Given data:

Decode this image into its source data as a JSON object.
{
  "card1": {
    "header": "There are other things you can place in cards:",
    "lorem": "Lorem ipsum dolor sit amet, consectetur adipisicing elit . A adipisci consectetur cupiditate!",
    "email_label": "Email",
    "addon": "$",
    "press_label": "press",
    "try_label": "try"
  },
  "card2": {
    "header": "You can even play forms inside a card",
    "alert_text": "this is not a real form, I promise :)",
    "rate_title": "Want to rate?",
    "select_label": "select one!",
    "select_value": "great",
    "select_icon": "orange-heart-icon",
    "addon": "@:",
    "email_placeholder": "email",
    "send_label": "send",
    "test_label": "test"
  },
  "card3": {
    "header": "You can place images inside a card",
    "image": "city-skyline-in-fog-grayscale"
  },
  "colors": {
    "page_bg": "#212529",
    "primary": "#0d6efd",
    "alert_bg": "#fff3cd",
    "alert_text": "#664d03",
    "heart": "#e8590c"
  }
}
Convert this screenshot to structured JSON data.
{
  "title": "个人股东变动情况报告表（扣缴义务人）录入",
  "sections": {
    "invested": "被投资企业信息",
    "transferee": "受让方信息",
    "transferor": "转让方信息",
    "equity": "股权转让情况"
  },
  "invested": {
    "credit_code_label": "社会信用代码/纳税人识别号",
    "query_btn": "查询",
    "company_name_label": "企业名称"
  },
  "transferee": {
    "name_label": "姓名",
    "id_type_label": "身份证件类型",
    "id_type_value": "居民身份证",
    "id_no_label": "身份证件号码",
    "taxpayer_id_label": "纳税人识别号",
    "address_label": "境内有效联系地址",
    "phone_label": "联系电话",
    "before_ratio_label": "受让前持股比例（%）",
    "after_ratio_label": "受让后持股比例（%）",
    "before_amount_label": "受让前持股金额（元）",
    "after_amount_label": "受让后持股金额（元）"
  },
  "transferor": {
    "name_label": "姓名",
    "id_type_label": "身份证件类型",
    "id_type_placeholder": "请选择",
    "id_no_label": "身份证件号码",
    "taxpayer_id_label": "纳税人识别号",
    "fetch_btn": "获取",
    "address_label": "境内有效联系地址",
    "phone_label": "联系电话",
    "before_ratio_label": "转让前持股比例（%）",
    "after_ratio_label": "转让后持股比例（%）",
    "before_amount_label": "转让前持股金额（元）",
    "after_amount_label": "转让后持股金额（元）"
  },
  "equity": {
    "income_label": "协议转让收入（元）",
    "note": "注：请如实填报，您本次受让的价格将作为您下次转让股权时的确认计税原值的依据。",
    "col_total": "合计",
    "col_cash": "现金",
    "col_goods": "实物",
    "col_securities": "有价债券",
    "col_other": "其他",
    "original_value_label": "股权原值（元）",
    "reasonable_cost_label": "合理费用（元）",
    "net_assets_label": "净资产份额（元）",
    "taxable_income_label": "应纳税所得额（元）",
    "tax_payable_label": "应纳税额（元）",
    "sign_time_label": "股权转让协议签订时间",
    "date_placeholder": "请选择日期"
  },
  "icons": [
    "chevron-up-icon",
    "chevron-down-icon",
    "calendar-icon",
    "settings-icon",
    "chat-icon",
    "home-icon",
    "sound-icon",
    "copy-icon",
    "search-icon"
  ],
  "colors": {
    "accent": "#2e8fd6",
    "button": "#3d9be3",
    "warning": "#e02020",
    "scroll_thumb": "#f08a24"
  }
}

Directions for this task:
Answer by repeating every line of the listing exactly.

Answer:
Decode this image into its source data as a JSON object.
{
  "card1": {
    "header": "There are other things you can place in cards:",
    "lorem": "Lorem ipsum dolor sit amet, consectetur adipisicing elit . A adipisci consectetur cupiditate!",
    "email_label": "Email",
    "addon": "$",
    "press_label": "press",
    "try_label": "try"
  },
  "card2": {
    "header": "You can even play forms inside a card",
    "alert_text": "this is not a real form, I promise :)",
    "rate_title": "Want to rate?",
    "select_label": "select one!",
    "select_value": "great",
    "select_icon": "orange-heart-icon",
    "addon": "@:",
    "email_placeholder": "email",
    "send_label": "send",
    "test_label": "test"
  },
  "card3": {
    "header": "You can place images inside a card",
    "image": "city-skyline-in-fog-grayscale"
  },
  "colors": {
    "page_bg": "#212529",
    "primary": "#0d6efd",
    "alert_bg": "#fff3cd",
    "alert_text": "#664d03",
    "heart": "#e8590c"
  }
}
Convert this screenshot to structured JSON data.
{
  "title": "个人股东变动情况报告表（扣缴义务人）录入",
  "sections": {
    "invested": "被投资企业信息",
    "transferee": "受让方信息",
    "transferor": "转让方信息",
    "equity": "股权转让情况"
  },
  "invested": {
    "credit_code_label": "社会信用代码/纳税人识别号",
    "query_btn": "查询",
    "company_name_label": "企业名称"
  },
  "transferee": {
    "name_label": "姓名",
    "id_type_label": "身份证件类型",
    "id_type_value": "居民身份证",
    "id_no_label": "身份证件号码",
    "taxpayer_id_label": "纳税人识别号",
    "address_label": "境内有效联系地址",
    "phone_label": "联系电话",
    "before_ratio_label": "受让前持股比例（%）",
    "after_ratio_label": "受让后持股比例（%）",
    "before_amount_label": "受让前持股金额（元）",
    "after_amount_label": "受让后持股金额（元）"
  },
  "transferor": {
    "name_label": "姓名",
    "id_type_label": "身份证件类型",
    "id_type_placeholder": "请选择",
    "id_no_label": "身份证件号码",
    "taxpayer_id_label": "纳税人识别号",
    "fetch_btn": "获取",
    "address_label": "境内有效联系地址",
    "phone_label": "联系电话",
    "before_ratio_label": "转让前持股比例（%）",
    "after_ratio_label": "转让后持股比例（%）",
    "before_amount_label": "转让前持股金额（元）",
    "after_amount_label": "转让后持股金额（元）"
  },
  "equity": {
    "income_label": "协议转让收入（元）",
    "note": "注：请如实填报，您本次受让的价格将作为您下次转让股权时的确认计税原值的依据。",
    "col_total": "合计",
    "col_cash": "现金",
    "col_goods": "实物",
    "col_securities": "有价债券",
    "col_other": "其他",
    "original_value_label": "股权原值（元）",
    "reasonable_cost_label": "合理费用（元）",
    "net_assets_label": "净资产份额（元）",
    "taxable_income_label": "应纳税所得额（元）",
    "tax_payable_label": "应纳税额（元）",
    "sign_time_label": "股权转让协议签订时间",
    "date_placeholder": "请选择日期"
  },
  "icons": [
    "chevron-up-icon",
    "chevron-down-icon",
    "calendar-icon",
    "settings-icon",
    "chat-icon",
    "home-icon",
    "sound-icon",
    "copy-icon",
    "search-icon"
  ],
  "colors": {
    "accent": "#2e8fd6",
    "button": "#3d9be3",
    "warning": "#e02020",
    "scroll_thumb": "#f08a24"
  }
}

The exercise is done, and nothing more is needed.